• WORK REQUIRED:
Check each line of the material that follows, and copy those holding the string "provider".

• MATERIAL PROVIDED:
'''

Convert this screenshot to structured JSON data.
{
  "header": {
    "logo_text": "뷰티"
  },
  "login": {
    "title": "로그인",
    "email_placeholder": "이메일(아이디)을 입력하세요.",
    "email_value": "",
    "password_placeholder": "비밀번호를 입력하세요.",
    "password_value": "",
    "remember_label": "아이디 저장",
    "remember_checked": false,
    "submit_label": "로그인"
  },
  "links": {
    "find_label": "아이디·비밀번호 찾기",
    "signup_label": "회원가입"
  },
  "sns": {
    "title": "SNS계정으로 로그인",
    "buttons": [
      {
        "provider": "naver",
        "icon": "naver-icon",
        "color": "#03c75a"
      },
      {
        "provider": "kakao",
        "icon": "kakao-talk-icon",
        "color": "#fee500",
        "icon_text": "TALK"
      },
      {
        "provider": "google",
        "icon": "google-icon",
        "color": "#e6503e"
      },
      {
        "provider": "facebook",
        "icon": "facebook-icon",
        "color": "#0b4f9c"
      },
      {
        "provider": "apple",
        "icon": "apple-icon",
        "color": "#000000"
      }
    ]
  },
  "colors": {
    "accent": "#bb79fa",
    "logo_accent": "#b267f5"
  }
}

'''
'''

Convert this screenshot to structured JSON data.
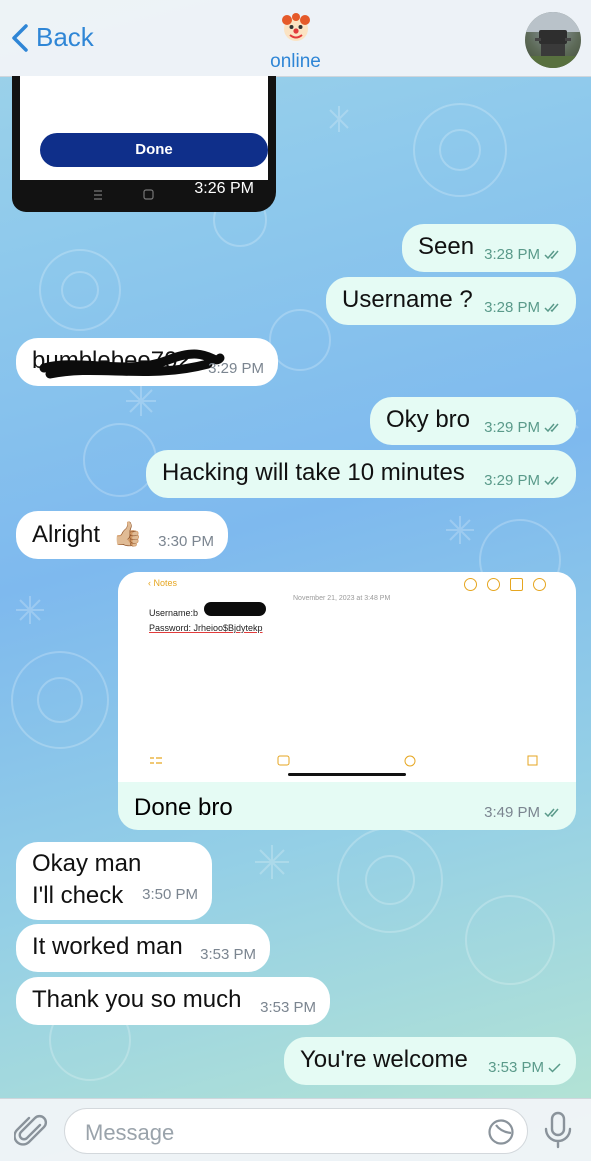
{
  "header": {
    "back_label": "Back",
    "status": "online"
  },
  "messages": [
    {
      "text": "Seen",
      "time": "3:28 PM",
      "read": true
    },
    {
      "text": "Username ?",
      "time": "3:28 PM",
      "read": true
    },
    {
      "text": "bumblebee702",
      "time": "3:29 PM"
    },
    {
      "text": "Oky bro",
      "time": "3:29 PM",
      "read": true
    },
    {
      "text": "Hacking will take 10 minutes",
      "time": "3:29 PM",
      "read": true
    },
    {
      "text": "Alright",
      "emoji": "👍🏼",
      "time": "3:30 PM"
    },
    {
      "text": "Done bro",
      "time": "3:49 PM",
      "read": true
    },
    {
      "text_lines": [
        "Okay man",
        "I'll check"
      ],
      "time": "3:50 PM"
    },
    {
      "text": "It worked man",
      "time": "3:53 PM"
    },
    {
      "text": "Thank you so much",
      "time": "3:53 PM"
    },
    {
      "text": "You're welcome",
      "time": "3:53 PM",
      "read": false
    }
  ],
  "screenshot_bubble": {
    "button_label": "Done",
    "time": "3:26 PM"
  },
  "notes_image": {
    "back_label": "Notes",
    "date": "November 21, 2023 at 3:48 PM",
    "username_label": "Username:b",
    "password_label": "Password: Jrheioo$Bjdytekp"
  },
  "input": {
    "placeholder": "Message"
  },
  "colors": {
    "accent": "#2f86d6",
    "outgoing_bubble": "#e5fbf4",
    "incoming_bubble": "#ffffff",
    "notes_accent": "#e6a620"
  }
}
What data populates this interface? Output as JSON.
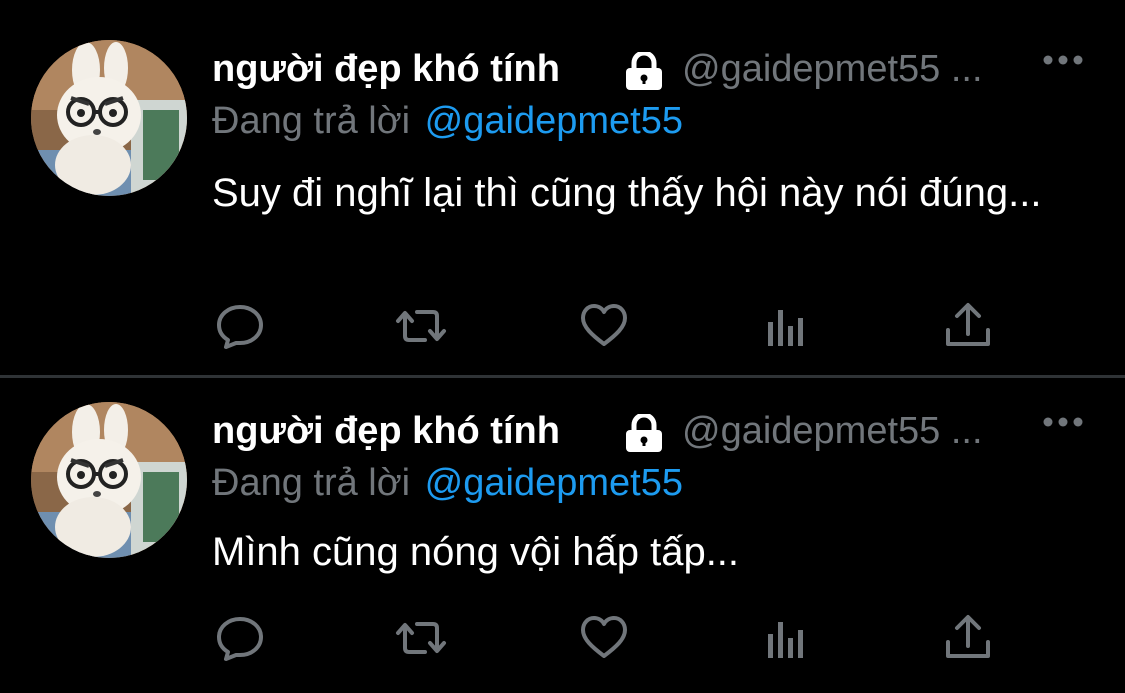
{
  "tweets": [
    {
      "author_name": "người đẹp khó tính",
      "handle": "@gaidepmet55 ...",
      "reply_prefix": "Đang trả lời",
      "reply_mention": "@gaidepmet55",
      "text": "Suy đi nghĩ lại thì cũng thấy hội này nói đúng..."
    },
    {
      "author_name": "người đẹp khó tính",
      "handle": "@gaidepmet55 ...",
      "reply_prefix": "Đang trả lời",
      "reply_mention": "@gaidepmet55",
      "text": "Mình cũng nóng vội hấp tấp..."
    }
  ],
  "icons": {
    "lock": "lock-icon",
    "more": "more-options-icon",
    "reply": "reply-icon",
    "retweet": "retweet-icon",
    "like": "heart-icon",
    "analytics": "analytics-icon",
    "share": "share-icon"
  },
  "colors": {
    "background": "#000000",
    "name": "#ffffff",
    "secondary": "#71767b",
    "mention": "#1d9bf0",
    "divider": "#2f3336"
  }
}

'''

• WRITTEN SOLUTION:
        "provider": "naver",
        "provider": "kakao",
        "provider": "google",
        "provider": "facebook",
        "provider": "apple",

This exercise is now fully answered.